* EXERCISE AIM: Search the data for "поднял". Each line containing it is to be copied.

Items from a dataset:
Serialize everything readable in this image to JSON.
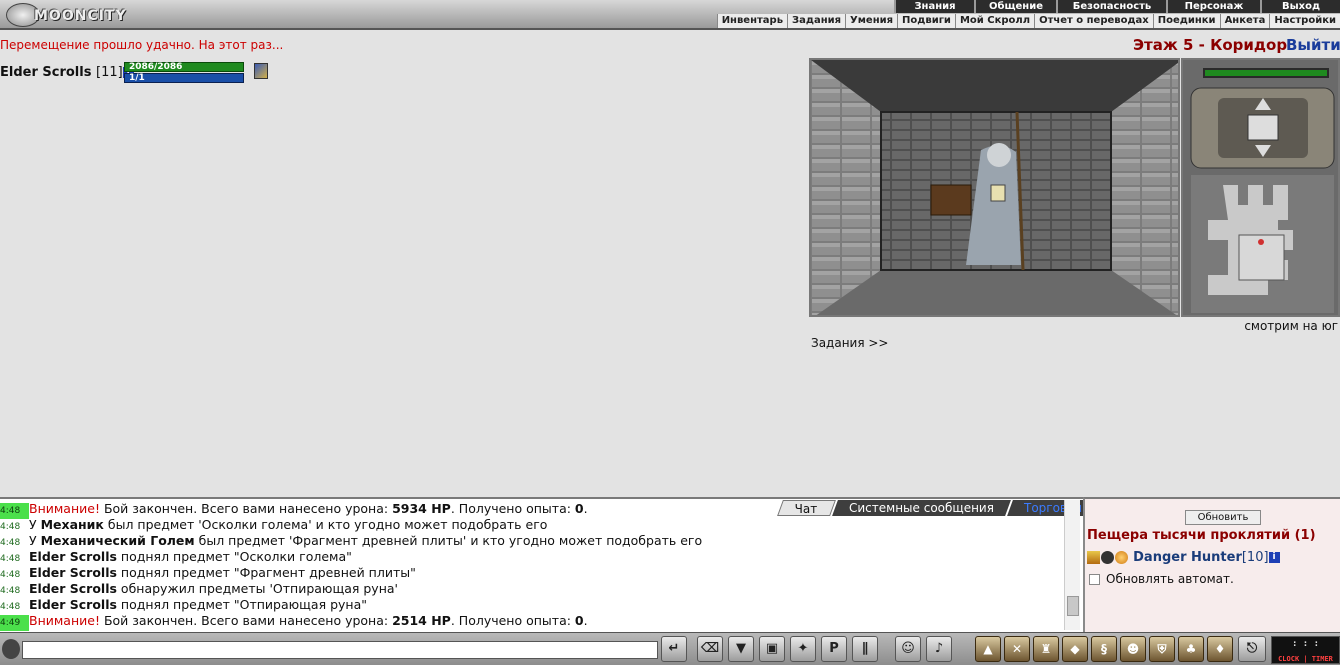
{
  "header": {
    "logo_text": "MOONCITY",
    "top_menu": [
      "Знания",
      "Общение",
      "Безопасность",
      "Персонаж",
      "Выход"
    ],
    "sub_menu": [
      "Инвентарь",
      "Задания",
      "Умения",
      "Подвиги",
      "Мой Скролл",
      "Отчет о переводах",
      "Поединки",
      "Анкета",
      "Настройки"
    ]
  },
  "main": {
    "status_message": "Перемещение прошло удачно. На этот раз...",
    "location": "Этаж 5 - Коридор",
    "exit_label": "Выйти",
    "character": {
      "name": "Elder Scrolls",
      "level": "[11]",
      "hp": "2086/2086",
      "mp": "1/1",
      "hp_fraction": 1.0,
      "mp_fraction": 1.0
    },
    "view_direction": "смотрим на юг",
    "tasks_link": "Задания >>"
  },
  "chat": {
    "tabs": [
      "Чат",
      "Системные сообщения",
      "Торговля"
    ],
    "lines": [
      {
        "time": "4:48",
        "highlight": true,
        "parts": [
          {
            "t": "Внимание!",
            "c": "warn"
          },
          {
            "t": " Бой закончен. Всего вами нанесено урона: "
          },
          {
            "t": "5934 HP",
            "c": "b"
          },
          {
            "t": ". Получено опыта: "
          },
          {
            "t": "0",
            "c": "b"
          },
          {
            "t": "."
          }
        ]
      },
      {
        "time": "4:48",
        "highlight": false,
        "parts": [
          {
            "t": "У "
          },
          {
            "t": "Механик",
            "c": "b"
          },
          {
            "t": " был предмет 'Осколки голема' и кто угодно может подобрать его"
          }
        ]
      },
      {
        "time": "4:48",
        "highlight": false,
        "parts": [
          {
            "t": "У "
          },
          {
            "t": "Механический Голем",
            "c": "b"
          },
          {
            "t": " был предмет 'Фрагмент древней плиты' и кто угодно может подобрать его"
          }
        ]
      },
      {
        "time": "4:48",
        "highlight": false,
        "parts": [
          {
            "t": "Elder Scrolls",
            "c": "b"
          },
          {
            "t": " поднял предмет \"Осколки голема\""
          }
        ]
      },
      {
        "time": "4:48",
        "highlight": false,
        "parts": [
          {
            "t": "Elder Scrolls",
            "c": "b"
          },
          {
            "t": " поднял предмет \"Фрагмент древней плиты\""
          }
        ]
      },
      {
        "time": "4:48",
        "highlight": false,
        "parts": [
          {
            "t": "Elder Scrolls",
            "c": "b"
          },
          {
            "t": " обнаружил предметы 'Отпирающая руна'"
          }
        ]
      },
      {
        "time": "4:48",
        "highlight": false,
        "parts": [
          {
            "t": "Elder Scrolls",
            "c": "b"
          },
          {
            "t": " поднял предмет \"Отпирающая руна\""
          }
        ]
      },
      {
        "time": "4:49",
        "highlight": true,
        "parts": [
          {
            "t": "Внимание!",
            "c": "warn"
          },
          {
            "t": " Бой закончен. Всего вами нанесено урона: "
          },
          {
            "t": "2514 HP",
            "c": "b"
          },
          {
            "t": ". Получено опыта: "
          },
          {
            "t": "0",
            "c": "b"
          },
          {
            "t": "."
          }
        ]
      }
    ]
  },
  "side": {
    "refresh_label": "Обновить",
    "room_title": "Пещера тысячи проклятий (1)",
    "player_name": "Danger Hunter",
    "player_level": "[10]",
    "auto_refresh_label": "Обновлять автомат."
  },
  "toolbar": {
    "input_value": "",
    "clock_label": "CLOCK | TIMER"
  },
  "colors": {
    "location": "#8b0000",
    "exit": "#1a3c9b",
    "status": "#cc0000",
    "hp": "#1f8a1f",
    "mp": "#1a4fa8"
  }
}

* TASK OUTPUT:
            "t": " поднял предмет \"Осколки голема\""
            "t": " поднял предмет \"Фрагмент древней плиты\""
            "t": " поднял предмет \"Отпирающая руна\""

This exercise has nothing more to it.